Top login menu

Murray Edwards College
University of Cambridge

Gateway Women - written interviews

Main page content

To celebrate 10 years of the Gateway Programme, we have invited 10 alumnae to share their experiences of Gateway and discuss their careers since leaving Murray Edwards. We will release one new video or written interview each month until the end of 2021.

An interview with...Na'ama Goldberg

Na’ama Goldberg (MEC 2011) read Land Economy (first year) and Geography as a student. She currently works as a Project Manager in the smart mobility field.

 

 

 

What do you think is the best thing about Murray Edwards?

The gardens are the best thing about Murray Edwards. They are always beautifully kept with numerous little corners for someone to escape and immerse themselves in a small piece of nature. I recall looking out from my room many times in first year over the grass and onto the library, a truly wonderful view. Unlike many other Colleges, students can walk across the grass which lends a sense of inclusiveness not found in many other places. The gardens also serve as the backdrop to some of the most important events in your College life – matriculation, garden parties (arguably the best) and graduation.

What do you remember most about the Gateway Programme?

I think the experience that stuck with me the most from the Gateway Programme was the visit we had from a College alumna who spoke about her career journey after university. She also presented her CV and walked us through very useful tips about how to structure our own resumé and what kind of language to use. I have always found that hearing about the experience of others, their challenges and triumphs, provides me with some perspective of what I may expect when beginning my own journey, and helps prepare me for how I should face my own experiences.

How has your career developed since leaving Murray Edwards?

My career has developed in a very interesting way since leaving Murray Edwards, with many opportunities and changes coming my way. For that reason, Sheryl Sandberg’s (COO of Facebook) description of modern careers in her book Lean In continues to resonate with me. She describes careers as a jungle gym where people move laterally and upwards across jobs and sectors rather than following a linear path in one industry for their entire professional life.

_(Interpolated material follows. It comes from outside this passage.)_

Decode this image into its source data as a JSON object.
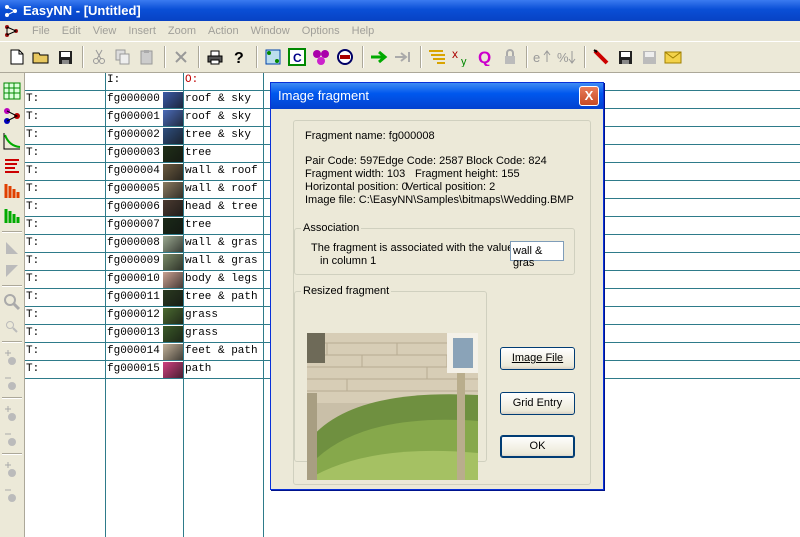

By starting off working as a Management Consultant for Accenture, I gained the skills and tools required to manage and lead software implementations for clients. I used all I learnt in my path thereafter to co-establish an NGO in the smart mobility field and now as a project manager for a software company that helps improve safety and roadway management across the world.

Looking back, moving into the urban development field was the right decision for me to pursue my interest in making our cities better places to live in. I am also glad that over the period of my career thus far I took opportunities that presented the most room for growth and pushed myself to develop in unfamiliar fields and settings.

What has surprised you most about working life?

I think what surprised me most about working life is how different it is from the educational setting I had spent my entire life in until that point. I realised that interpersonal skills are as important as intelligence, and at times more important, since a lot of our success as workers depends on our relationships with colleagues and clients and not solely the output we deliver.

Importantly, I learnt the value and criticality of what it means to be part of a team that is genuinely moving and working towards a shared goal, and the required skills for making that team effective (including transparency, empathy, organization and foresight, among others).

What careers advice would you give to current students?

Remember that at the beginning of your career you are learning what you don’t want to do as much as what you do want to do. That means that it’s important to try and amass as much diverse experience early on in your journey and that you should try to remain open-minded about pursuing new avenues that spark your interest. I would also say that you should pursue opportunities that have always excited you so that you can examine if those are right for you moving forward. In doing this you may find that things that looked glamorous and attractive from the outside are not quite what they lived up to be when you reach them. It’s okay to be disheartened and disappointed by this realization but remember that there is a wealth of opportunities out there in roles that will interest you. With time you will learn to identify what you enjoy as well as what you are good at, and that is what you should follow.